When I returned the plumber was working on my furnace and now I have hotwater heat plus gas so I can stop building fires. I must admit I kind of like running around in shorts and a T-shirt but it is messy and I have to somehow clean up the place without a vacuum cleaner.
CN over 900/cc for a while this afternoon but dropped to 8000/cc at the time of measurement
CCN@0.5% 400/cc to 650/cc
@0.3% climbed from 300/cc to 350/cc
T=61 ; Td= 36.5
I am pooped at 1700h. I tend to run or bike further than normal just because it gets me outside. I also work non-stop since there are no distractions. So but late afternoon I am both brain dead and physically exhausted!
CN steady at ~2200/cc

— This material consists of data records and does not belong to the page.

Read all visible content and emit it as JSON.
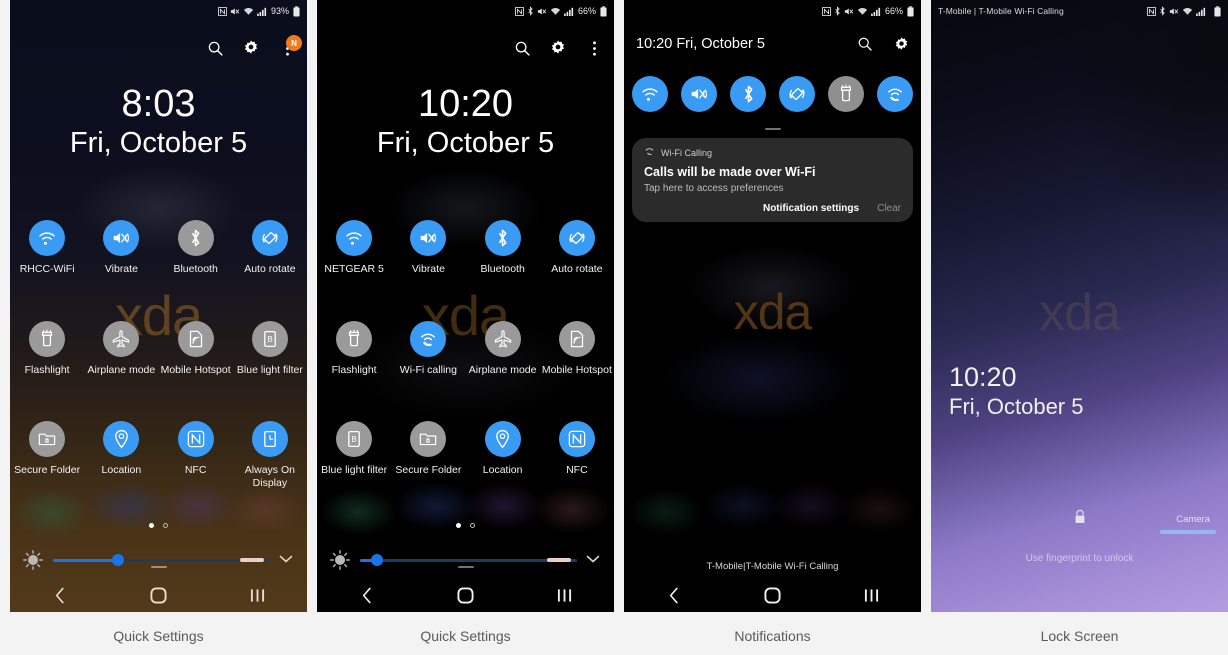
{
  "page": {
    "caption_color": "#5a5a5a",
    "accent_on": "#3a9bf4",
    "accent_off": "#9a9a9a",
    "badge_color": "#f07b1f"
  },
  "panels": [
    {
      "caption": "Quick Settings",
      "statusbar": {
        "carrier": "",
        "battery_text": "93%",
        "icons": [
          "nfc-icon",
          "mute-icon",
          "wifi-icon",
          "signal-icon",
          "battery-icon"
        ]
      },
      "header": {
        "search": "search-icon",
        "gear": "gear-icon",
        "menu": "more-vertical-icon",
        "badge": "N"
      },
      "clock": {
        "time": "8:03",
        "date": "Fri, October 5"
      },
      "tiles": [
        {
          "label": "RHCC-WiFi",
          "icon": "wifi-icon",
          "on": true
        },
        {
          "label": "Vibrate",
          "icon": "vibrate-icon",
          "on": true
        },
        {
          "label": "Bluetooth",
          "icon": "bluetooth-icon",
          "on": false
        },
        {
          "label": "Auto rotate",
          "icon": "auto-rotate-icon",
          "on": true
        },
        {
          "label": "Flashlight",
          "icon": "flashlight-icon",
          "on": false
        },
        {
          "label": "Airplane mode",
          "icon": "airplane-icon",
          "on": false
        },
        {
          "label": "Mobile Hotspot",
          "icon": "hotspot-icon",
          "on": false
        },
        {
          "label": "Blue light filter",
          "icon": "blue-light-icon",
          "on": false
        },
        {
          "label": "Secure Folder",
          "icon": "secure-folder-icon",
          "on": false
        },
        {
          "label": "Location",
          "icon": "location-icon",
          "on": true
        },
        {
          "label": "NFC",
          "icon": "nfc-icon",
          "on": true
        },
        {
          "label": "Always On Display",
          "icon": "always-on-display-icon",
          "on": true
        }
      ],
      "brightness": {
        "value_pct": 30,
        "page": 1,
        "pages": 2
      },
      "navbar": [
        "back-icon",
        "home-icon",
        "recents-icon"
      ]
    },
    {
      "caption": "Quick Settings",
      "statusbar": {
        "carrier": "",
        "battery_text": "66%",
        "icons": [
          "nfc-icon",
          "bluetooth-icon",
          "mute-icon",
          "wifi-icon",
          "signal-icon",
          "battery-icon"
        ]
      },
      "header": {
        "search": "search-icon",
        "gear": "gear-icon",
        "menu": "more-vertical-icon",
        "badge": ""
      },
      "clock": {
        "time": "10:20",
        "date": "Fri, October 5"
      },
      "tiles": [
        {
          "label": "NETGEAR 5",
          "icon": "wifi-icon",
          "on": true
        },
        {
          "label": "Vibrate",
          "icon": "vibrate-icon",
          "on": true
        },
        {
          "label": "Bluetooth",
          "icon": "bluetooth-icon",
          "on": true
        },
        {
          "label": "Auto rotate",
          "icon": "auto-rotate-icon",
          "on": true
        },
        {
          "label": "Flashlight",
          "icon": "flashlight-icon",
          "on": false
        },
        {
          "label": "Wi-Fi calling",
          "icon": "wifi-calling-icon",
          "on": true
        },
        {
          "label": "Airplane mode",
          "icon": "airplane-icon",
          "on": false
        },
        {
          "label": "Mobile Hotspot",
          "icon": "hotspot-icon",
          "on": false
        },
        {
          "label": "Blue light filter",
          "icon": "blue-light-icon",
          "on": false
        },
        {
          "label": "Secure Folder",
          "icon": "secure-folder-icon",
          "on": false
        },
        {
          "label": "Location",
          "icon": "location-icon",
          "on": true
        },
        {
          "label": "NFC",
          "icon": "nfc-icon",
          "on": true
        }
      ],
      "brightness": {
        "value_pct": 8,
        "page": 1,
        "pages": 2
      },
      "navbar": [
        "back-icon",
        "home-icon",
        "recents-icon"
      ]
    },
    {
      "caption": "Notifications",
      "statusbar": {
        "carrier": "",
        "battery_text": "66%",
        "icons": [
          "nfc-icon",
          "bluetooth-icon",
          "mute-icon",
          "wifi-icon",
          "signal-icon",
          "battery-icon"
        ]
      },
      "header": {
        "datetime": "10:20  Fri, October 5",
        "search": "search-icon",
        "gear": "gear-icon"
      },
      "quick_toggles": [
        {
          "icon": "wifi-icon",
          "on": true
        },
        {
          "icon": "vibrate-icon",
          "on": true
        },
        {
          "icon": "bluetooth-icon",
          "on": true
        },
        {
          "icon": "auto-rotate-icon",
          "on": true
        },
        {
          "icon": "flashlight-icon",
          "on": false
        },
        {
          "icon": "wifi-calling-icon",
          "on": true
        }
      ],
      "notification": {
        "app": "Wi-Fi Calling",
        "app_icon": "wifi-calling-icon",
        "title": "Calls will be made over Wi-Fi",
        "body": "Tap here to access preferences",
        "action_primary": "Notification settings",
        "action_secondary": "Clear"
      },
      "carrier_footer": "T-Mobile|T-Mobile Wi-Fi Calling",
      "navbar": [
        "back-icon",
        "home-icon",
        "recents-icon"
      ]
    },
    {
      "caption": "Lock Screen",
      "statusbar": {
        "carrier": "T-Mobile | T-Mobile Wi-Fi Calling",
        "battery_text": "",
        "icons": [
          "nfc-icon",
          "bluetooth-icon",
          "mute-icon",
          "wifi-icon",
          "signal-icon",
          "battery-icon"
        ]
      },
      "clock": {
        "time": "10:20",
        "date": "Fri, October 5"
      },
      "lock_icon": "lock-icon",
      "hint": "Use fingerprint to unlock",
      "camera_label": "Camera"
    }
  ]
}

CCN@0.5% 280 t0 300/cc
@0.3% 160 to 200/cc
Low clouds early but dissipating and patches of thin cirrus
T=50; Td= 35.8
I ran the top-side of the Petroglyph trail this noon. Afterward I stopped at the Park supervisors office and suggested that since nearly 90% of the park was closed off to visitors that they train people like the Utes to give day walking tours and overnight tours in the backcountry on a fee basis like $15 per person day tours and $25 per person backpacking. I am sure many Utes would be enthusiastic about being back country tour guides. But all they talked about was trying to get more rangers to do that. It ain’t going to happen! That is the trouble with the Park Service they are too much into promoting their inside people and not looking at alternate solutions using training not Park Service people.
I checked the clocks of the CN and CCN counters as Doug Lowenthal had suggested and it was a good thing. The CCN read 1425 while the CN read 1524; over an hour difference!

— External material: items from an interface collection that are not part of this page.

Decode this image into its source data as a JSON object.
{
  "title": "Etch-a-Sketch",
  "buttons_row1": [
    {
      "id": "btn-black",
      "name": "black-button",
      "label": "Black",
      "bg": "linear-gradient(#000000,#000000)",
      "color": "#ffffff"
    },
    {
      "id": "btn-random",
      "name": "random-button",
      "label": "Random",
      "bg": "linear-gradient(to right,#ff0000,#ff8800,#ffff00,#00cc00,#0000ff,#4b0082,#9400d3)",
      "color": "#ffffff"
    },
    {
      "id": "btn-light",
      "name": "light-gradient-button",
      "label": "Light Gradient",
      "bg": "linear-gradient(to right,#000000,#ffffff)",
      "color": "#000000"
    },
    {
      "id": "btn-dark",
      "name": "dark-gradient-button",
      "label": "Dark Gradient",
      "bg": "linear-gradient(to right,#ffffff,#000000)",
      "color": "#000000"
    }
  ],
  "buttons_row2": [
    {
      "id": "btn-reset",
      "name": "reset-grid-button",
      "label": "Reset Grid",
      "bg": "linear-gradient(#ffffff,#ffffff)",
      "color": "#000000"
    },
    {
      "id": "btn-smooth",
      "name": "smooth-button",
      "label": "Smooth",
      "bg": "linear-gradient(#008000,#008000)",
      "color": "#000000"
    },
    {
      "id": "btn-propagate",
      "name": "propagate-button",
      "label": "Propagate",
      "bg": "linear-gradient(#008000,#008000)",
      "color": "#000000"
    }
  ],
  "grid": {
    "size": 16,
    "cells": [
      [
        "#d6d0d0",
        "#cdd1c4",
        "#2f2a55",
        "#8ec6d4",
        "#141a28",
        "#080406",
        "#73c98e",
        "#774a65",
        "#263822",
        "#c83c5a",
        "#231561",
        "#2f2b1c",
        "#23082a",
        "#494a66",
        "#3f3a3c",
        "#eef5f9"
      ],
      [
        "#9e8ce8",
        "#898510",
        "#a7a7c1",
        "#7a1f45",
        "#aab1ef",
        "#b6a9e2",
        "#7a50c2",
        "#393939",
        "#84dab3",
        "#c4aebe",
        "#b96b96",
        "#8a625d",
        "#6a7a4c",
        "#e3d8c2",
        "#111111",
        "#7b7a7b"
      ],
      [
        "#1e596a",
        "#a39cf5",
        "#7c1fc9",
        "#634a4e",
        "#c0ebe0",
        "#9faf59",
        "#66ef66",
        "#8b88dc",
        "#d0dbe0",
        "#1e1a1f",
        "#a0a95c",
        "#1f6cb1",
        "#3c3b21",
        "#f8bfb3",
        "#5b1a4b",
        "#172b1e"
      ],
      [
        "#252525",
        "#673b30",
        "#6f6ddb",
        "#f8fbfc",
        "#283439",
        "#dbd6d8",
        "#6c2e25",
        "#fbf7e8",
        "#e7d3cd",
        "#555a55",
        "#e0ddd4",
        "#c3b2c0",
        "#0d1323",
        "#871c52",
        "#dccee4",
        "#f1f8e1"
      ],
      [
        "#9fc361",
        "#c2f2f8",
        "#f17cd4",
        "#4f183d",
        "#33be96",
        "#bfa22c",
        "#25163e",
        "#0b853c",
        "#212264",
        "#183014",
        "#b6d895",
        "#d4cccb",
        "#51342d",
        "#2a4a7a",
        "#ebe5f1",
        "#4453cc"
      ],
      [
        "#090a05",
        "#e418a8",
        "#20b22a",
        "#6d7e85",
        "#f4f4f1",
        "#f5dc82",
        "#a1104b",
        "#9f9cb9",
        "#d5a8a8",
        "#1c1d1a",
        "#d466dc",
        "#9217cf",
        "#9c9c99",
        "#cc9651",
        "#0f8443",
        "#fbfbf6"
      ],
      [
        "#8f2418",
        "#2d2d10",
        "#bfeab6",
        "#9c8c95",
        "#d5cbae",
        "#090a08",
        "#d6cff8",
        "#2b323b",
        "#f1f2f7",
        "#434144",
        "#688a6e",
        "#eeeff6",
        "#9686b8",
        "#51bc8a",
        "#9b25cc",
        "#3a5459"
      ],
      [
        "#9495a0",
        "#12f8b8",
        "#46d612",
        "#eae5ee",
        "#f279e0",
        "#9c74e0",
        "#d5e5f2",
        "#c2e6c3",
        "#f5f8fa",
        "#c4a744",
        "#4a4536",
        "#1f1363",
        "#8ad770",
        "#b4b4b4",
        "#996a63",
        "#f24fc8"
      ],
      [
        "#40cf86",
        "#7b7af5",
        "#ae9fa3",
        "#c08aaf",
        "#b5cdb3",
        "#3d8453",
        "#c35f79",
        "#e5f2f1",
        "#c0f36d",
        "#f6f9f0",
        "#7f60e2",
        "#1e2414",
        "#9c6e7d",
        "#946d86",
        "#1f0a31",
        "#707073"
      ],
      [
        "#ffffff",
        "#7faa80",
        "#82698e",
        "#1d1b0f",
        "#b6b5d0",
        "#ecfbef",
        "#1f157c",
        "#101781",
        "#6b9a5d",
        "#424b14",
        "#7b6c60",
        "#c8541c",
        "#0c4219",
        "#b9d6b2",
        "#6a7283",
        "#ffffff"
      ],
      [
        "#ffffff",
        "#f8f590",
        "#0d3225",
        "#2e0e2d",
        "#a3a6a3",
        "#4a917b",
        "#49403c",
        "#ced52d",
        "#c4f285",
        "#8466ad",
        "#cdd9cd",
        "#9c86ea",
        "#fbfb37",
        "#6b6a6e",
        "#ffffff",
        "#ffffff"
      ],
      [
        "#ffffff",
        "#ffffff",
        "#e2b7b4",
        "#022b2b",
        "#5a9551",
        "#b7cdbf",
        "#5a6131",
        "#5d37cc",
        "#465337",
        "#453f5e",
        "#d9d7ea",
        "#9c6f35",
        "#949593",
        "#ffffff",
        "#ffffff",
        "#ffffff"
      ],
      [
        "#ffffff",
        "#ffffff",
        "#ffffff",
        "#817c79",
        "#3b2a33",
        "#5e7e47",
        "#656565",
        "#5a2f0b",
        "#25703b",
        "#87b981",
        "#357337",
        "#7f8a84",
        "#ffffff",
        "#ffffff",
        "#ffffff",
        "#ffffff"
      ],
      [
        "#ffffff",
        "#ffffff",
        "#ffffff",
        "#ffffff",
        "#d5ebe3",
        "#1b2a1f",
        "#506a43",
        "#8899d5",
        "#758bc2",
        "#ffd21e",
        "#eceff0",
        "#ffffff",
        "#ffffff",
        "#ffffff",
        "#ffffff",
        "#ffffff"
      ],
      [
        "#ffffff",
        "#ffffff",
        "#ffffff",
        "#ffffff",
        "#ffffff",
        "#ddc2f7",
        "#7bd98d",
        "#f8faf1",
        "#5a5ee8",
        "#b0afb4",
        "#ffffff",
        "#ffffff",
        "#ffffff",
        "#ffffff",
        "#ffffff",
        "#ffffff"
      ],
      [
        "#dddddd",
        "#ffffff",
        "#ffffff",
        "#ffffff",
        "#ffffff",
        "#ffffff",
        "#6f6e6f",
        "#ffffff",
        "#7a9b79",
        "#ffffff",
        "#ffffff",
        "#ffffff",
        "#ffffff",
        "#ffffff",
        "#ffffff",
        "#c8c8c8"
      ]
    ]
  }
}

CN rose to over 10,000/cc and currently reads 3500/cc.
Mostly sunny with some alto cu patches
After working to after 3PM and finding our server down, I decided to escape the Mesa. I drove down to Mancos and then to Mancos State Park. It has a small lake which this time of year is about half full. Had it been nearly full it would have been quite scenic as the cotton woods in the foreground were yellow and the mountains in the background had fresh snow on them.
I drove back and made supper of a mix of things that needed to be used before I hit the road on Friday. Ian McCubbin gave me the disappointing news it might be noon before he gets here to help me shut thing down on Friday.
CN –constant at about 1000/cc
CCN@0.5% 180 to 200/cc
T= 52; Td= 40.6
I worked on finalizing the NSF proposal
I ran the Spruce Canyon Loop over lunch. It was warm and sunny. I spied a tarantula on the trail; my second one here.
I cleaned up the cabin this afternoon in preparation for departure. I burrowed a vacuum cleaner from maintenance and got the rugs looking better. But they are pretty ratty.
CN—rose from 2500/cc at 1530; dropped to 2000/cc at 1545; rose to 2700/cc now
CCN@0.5% 325 to 400/cc
@0.3% 250 to 300/cc
I encountered a doe on the trail returning from my afternoon observations.